It is just that github as a platform is more suited if you are interested in collaboration and receiving contributions from users. It reduces the barrier to entry for people to contribute to projects and also it provides enough tools for project owners to easily merge (or reject) contributions from users.
I was more interested in this aspect of github rather than the ‘git’ part.
Using github for hosting WordPress Plugins
When I decided to move from svn to github, I wanted to do the following things.
I wanted to maintain the entire check-in history from svn. Some of my Plugins are more than 4 years old and have gone through lot of revisions and I didn’t wanted to loose them.
I also wanted to do the development in github (read doing atomic check-ins) and then upload to WordPress repository only when I tag the changes for release after testing them.
I also didn’t wanted to manually check-in in both the places to do the sync.
For the first I found that git-svn can fetch all the check-in history.
For the second and third point, keeping pragmatism in mind, I ended up creating shell scripts so that I don’t have to do anything manual.
You can get the scripts that I wrote from my github account. The project consists of two scripts.
clone-from-svn-to-git.sh – Use this script to clone your WordPress Plugins from SVN into git/github
deploy-plugin.sh – Use this script to push your WordPress Plugin updates to SVN from gi/github
Right now the documentation is pretty sparse. I will fix it when I get some free time
Things to improve
The scripts pretty much do the job. Going forward, I want to improve the following to make it more useful.
The readme.txt file used by WordPress repository is not fully in markdown. Because of which the readme file displayed in github is slightly broken.
Ability to auto update the .pot file before releasing the new version
WordPress repository allows you to add a banner using the assests/ directory. Need to add support for that.
It’s been quite sometime since I released my WP-IRC WordPress Plugin. A couple of users complained about the increase in page load time and so I decided to fix it and ultimately ended up rewriting it.
By the way if you have not used it before, WP-IRC is a WordPress Plugin, that retrieves the number of users who are currently online in an irc channels and allows you to display this information in the sidebar using widgets.
Dynamic update using AJAX to decrease page load time
Since the Plugin has to connect to the irc server through sockets and do some protocol exchange to retrieve the user count in a channel, it was increasing the page load time drastically and was the major complaint that I was receiving about the Plugin.
I tired to decrease the page load time by lazily connecting to the irc server after the page is loaded using AJAX to retrieve the user count. This has drastically decreased the page load time and was one of the highlight of this rewrite.
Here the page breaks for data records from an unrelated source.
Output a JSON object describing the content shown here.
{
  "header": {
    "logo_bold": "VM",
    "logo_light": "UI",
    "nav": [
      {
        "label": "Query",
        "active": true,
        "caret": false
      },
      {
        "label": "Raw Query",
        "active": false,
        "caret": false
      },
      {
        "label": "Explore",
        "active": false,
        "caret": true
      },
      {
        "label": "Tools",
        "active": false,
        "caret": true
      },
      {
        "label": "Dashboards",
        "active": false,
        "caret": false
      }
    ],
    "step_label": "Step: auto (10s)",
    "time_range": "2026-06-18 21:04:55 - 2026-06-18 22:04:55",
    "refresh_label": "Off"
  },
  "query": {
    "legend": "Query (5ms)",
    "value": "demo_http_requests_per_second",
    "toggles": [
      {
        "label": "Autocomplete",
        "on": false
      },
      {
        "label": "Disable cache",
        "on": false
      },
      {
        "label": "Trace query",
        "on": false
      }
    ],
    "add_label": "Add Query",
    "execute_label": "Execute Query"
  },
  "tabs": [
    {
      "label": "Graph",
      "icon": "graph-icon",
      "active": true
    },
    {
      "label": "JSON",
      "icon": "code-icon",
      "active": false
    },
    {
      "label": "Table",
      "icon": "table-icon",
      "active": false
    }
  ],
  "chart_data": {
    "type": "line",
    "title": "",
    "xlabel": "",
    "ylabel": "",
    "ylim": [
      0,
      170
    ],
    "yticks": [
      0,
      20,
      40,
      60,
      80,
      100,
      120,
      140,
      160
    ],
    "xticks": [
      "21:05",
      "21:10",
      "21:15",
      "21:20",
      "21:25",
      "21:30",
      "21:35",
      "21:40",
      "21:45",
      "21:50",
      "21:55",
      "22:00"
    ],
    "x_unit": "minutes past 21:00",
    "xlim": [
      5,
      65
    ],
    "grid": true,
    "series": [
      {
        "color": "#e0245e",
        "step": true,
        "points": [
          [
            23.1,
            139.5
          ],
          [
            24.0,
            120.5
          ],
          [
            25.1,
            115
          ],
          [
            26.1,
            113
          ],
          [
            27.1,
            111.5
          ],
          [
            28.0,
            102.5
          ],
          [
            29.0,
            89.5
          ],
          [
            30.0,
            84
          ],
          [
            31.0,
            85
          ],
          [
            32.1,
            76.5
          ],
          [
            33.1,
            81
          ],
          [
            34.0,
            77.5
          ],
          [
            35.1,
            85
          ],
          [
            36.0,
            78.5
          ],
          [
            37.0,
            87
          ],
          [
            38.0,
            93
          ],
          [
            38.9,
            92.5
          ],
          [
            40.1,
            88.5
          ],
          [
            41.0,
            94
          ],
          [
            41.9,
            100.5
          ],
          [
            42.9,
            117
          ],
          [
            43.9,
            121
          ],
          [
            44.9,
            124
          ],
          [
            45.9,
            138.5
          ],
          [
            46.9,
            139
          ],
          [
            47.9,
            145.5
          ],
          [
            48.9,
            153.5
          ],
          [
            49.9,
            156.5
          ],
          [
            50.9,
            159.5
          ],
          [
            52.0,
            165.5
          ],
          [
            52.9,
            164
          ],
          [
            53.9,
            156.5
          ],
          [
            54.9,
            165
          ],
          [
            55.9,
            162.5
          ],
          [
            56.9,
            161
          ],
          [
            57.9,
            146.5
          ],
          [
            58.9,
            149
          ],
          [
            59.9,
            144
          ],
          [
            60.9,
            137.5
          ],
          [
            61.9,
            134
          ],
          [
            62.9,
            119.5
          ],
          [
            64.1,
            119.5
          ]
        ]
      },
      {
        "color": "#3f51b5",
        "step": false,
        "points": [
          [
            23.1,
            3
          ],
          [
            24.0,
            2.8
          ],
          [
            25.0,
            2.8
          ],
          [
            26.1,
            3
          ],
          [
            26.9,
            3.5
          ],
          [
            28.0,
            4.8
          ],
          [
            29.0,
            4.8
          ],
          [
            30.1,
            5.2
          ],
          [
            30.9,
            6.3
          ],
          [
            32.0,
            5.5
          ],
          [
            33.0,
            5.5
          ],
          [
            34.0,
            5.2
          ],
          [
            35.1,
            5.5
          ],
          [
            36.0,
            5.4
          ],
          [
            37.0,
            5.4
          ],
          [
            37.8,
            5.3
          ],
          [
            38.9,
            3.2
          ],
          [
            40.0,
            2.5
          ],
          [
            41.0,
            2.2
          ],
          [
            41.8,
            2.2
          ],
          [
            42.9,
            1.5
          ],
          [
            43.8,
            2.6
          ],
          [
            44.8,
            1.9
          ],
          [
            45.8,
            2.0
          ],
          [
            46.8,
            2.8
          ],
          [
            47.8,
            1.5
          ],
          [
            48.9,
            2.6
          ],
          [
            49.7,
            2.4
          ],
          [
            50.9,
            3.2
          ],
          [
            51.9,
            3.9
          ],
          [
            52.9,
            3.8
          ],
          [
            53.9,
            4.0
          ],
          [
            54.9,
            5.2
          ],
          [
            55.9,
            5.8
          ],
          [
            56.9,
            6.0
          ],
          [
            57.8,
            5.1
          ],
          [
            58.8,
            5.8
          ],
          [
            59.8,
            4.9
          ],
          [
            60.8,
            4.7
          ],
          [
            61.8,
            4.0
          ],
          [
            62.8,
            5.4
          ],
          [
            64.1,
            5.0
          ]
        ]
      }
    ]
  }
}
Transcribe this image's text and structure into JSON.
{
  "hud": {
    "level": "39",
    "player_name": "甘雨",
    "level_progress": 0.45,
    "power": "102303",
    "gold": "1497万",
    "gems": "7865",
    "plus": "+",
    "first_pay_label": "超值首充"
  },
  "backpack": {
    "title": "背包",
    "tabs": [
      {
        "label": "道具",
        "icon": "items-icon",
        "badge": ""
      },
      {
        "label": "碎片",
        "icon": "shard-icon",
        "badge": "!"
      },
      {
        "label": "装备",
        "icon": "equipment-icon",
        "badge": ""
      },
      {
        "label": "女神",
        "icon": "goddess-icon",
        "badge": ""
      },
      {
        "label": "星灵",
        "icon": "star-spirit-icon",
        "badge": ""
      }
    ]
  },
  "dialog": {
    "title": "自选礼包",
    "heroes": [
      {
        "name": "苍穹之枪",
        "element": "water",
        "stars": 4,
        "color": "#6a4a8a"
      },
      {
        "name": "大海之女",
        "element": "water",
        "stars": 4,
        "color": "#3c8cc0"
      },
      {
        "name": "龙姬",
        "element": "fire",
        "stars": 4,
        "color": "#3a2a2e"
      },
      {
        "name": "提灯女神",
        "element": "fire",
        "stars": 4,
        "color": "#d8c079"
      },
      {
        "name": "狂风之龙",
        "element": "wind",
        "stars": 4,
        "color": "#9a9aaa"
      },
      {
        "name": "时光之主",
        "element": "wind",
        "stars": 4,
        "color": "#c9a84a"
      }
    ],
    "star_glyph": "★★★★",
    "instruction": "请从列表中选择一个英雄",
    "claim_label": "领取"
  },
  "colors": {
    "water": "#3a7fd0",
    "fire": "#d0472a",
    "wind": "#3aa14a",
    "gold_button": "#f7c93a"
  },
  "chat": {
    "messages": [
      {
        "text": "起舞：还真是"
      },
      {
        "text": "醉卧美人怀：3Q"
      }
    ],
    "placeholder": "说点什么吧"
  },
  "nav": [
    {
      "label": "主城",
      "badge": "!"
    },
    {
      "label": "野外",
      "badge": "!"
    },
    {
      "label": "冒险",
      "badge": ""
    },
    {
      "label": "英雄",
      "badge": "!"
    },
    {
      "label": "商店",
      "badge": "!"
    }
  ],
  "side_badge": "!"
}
Finally I have also added support for internationalization in my Plugin. The .pot file is under the /languages folder and if you are willing to do translation for the Plugin, use the pot file to create the .po files for your language and let me know.